Kevin: I had a blast with Arktika 1, a great duck and cover type shooter that has you throwing yourself underneath cars, crouching behind walls and railings or even hiding in skips and popping up to shoot bad guys.
The Climb is another superb title that has extraordinarily helped me overcome my crippling fear of heights. I’ve also greatly enjoyed Lone Echo and Wilson’s Heart, both of which are pretty active titles if you play standing.
VRFI: What would you like to see more of or less of in VR fitness games?
Kevin: So far I’ve explored punching style fitness games as they appear to be the most physically intense according to the VR Fitness Institute, but I’ve noticed that the dozens of hours spent in The Climb has dramatically reduced my fear of heights to the point where I’m now actually planning to have a go at indoor climbing.
I’ve also noticed that time spent in Audioshield and BoxVR has improved my coordination so I’m really interested in seeing if I can use virtual reality to improve real-world skills. I’ve not yet tried any racket sports games, but I’m now quite keen to see if playing VR table tennis will translate to real-world improvements. From what I’ve seen and read online it really does work so I’m going to explore this over the coming year.
I think one of the things I’m most hoping to see more of is quality re-creations of sports in virtual reality so that I can experience them and find out what sports and activities I might like to try for real. Having poor physical fitness and coordination coupled with the fear of ‘not wanting to suck’ had put me off trying new activities and games for fear of embarrassment or not giving my opponent a decent game.
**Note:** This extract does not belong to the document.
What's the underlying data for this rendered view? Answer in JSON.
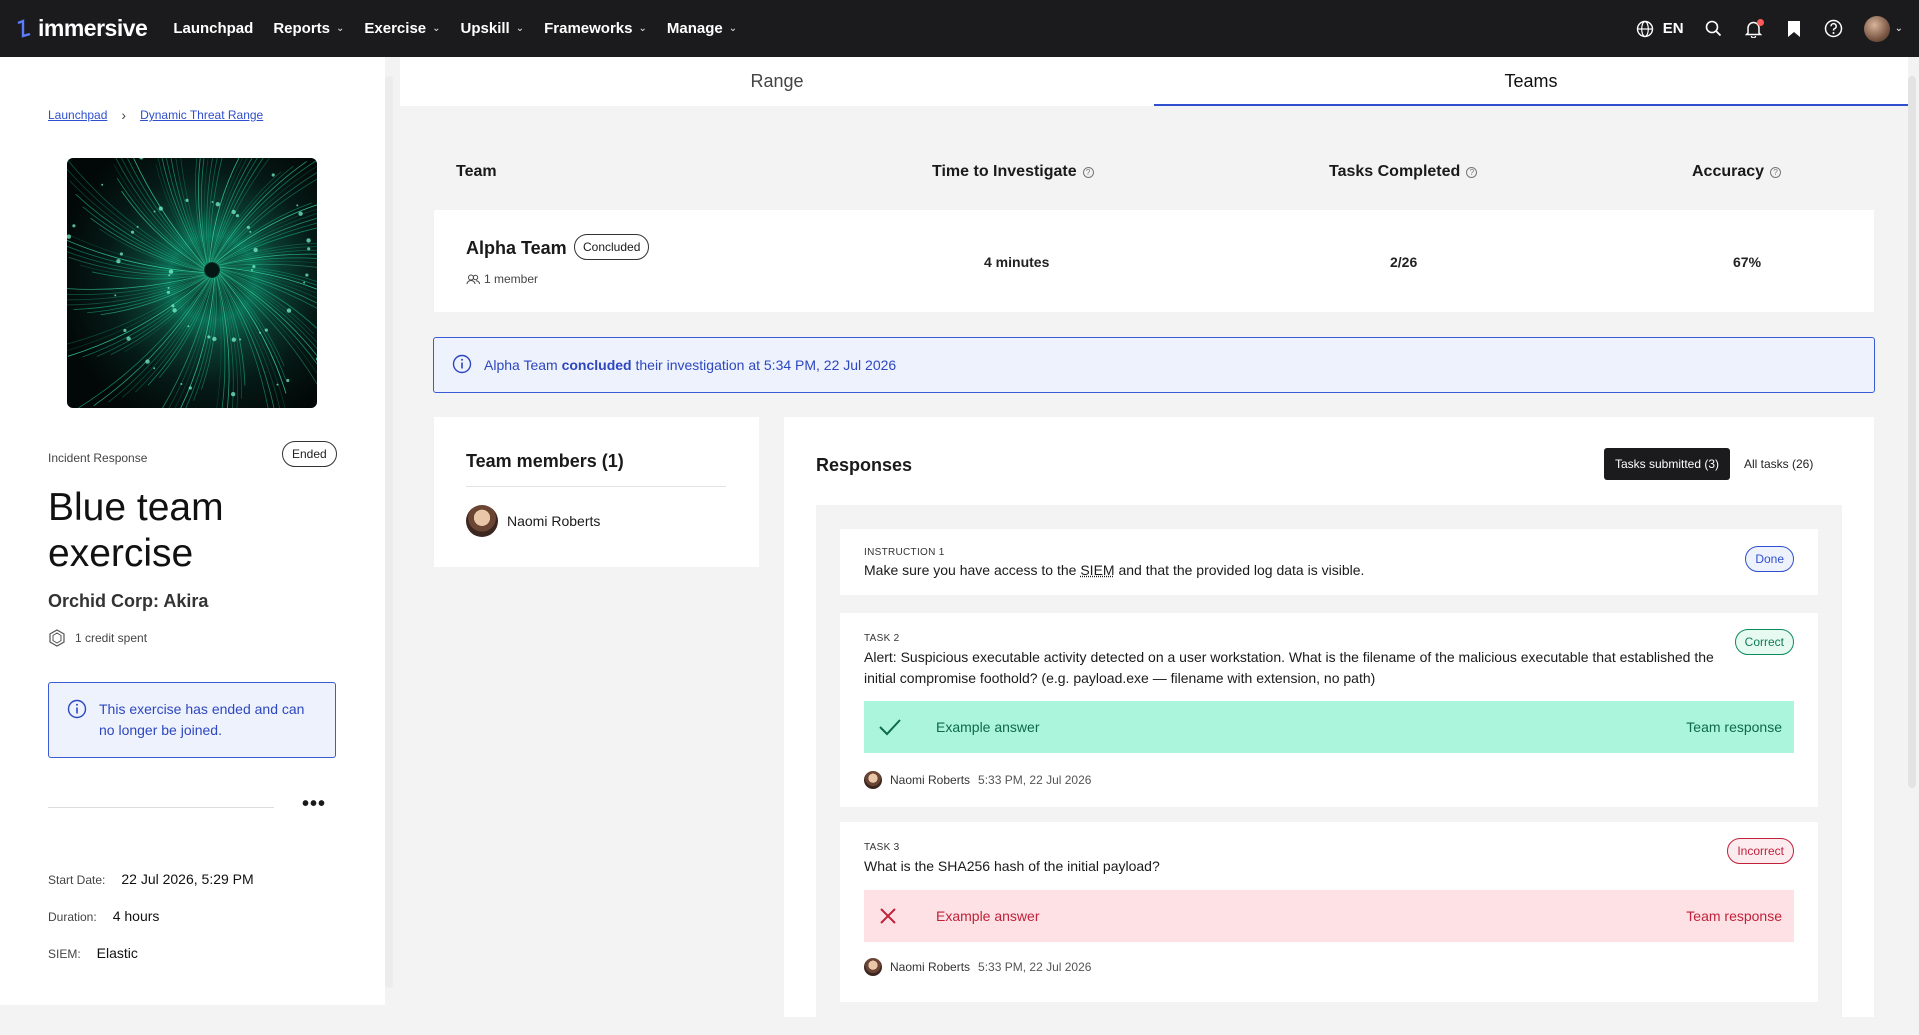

Practicing in VR against the computer and then venturing online for multiplayer action could give users at home the courage to try a sport or activity in real life. I would never have considered doing a boxercise type class in a group setting, but after three months of doing it at home, I think I’d have no problem at all with that now.
VRFI: Are there any VR trends you would like to share with us?
Kevin: I’m just a home consumer, I turn to you guys for knowledge on where the industry is going! However, it does seem that although virtual reality has converted many who have experienced it, the high-cost barrier to entry of a top end virtual reality experience means the uptake of VR in the home has not been as rapid as it deserves to be.
VRFI: Where do you think VR is headed in 2018? Which VR innovations do you look forward to?
Kevin: Speaking as a home user, I don’t foresee me upgrading from my Rift anytime soon. I think there will be a big industry push over the next couple of years for affordable, standalone mobile headsets that can bring virtual reality to the masses. Although these devices will be geared more around entertainment and simple media consumption, videos, and social apps, they will get millions more into VR, which will hopefully lead to many investing in high end and ‘true’ virtual reality systems later on.
I’m also very keen to see traditional fitness equipment integrated into virtual reality. For this to happen at a home consumer level we will need to see VR take off in commercial gyms around the world first. I’m very interested to see how innovative start-up ventures like Blackbox VR, which aims to turn the gym into a full virtual reality experience, and Floyd Mayweather’s surprising foray into the VR gym market, can help create a buzz for virtual reality in fitness gyms.
Living in a quiet seaside town on the South Coast of England I’m unlikely to get a chance to visit these gyms anytime soon, but I’m optimistic their success can have a trickle-down effect that pushes virtual reality fitness machines into the home. In the meantime, I’m more than happy to just keep on punching my way to fitness!
VRFI: Thank you, Kevin!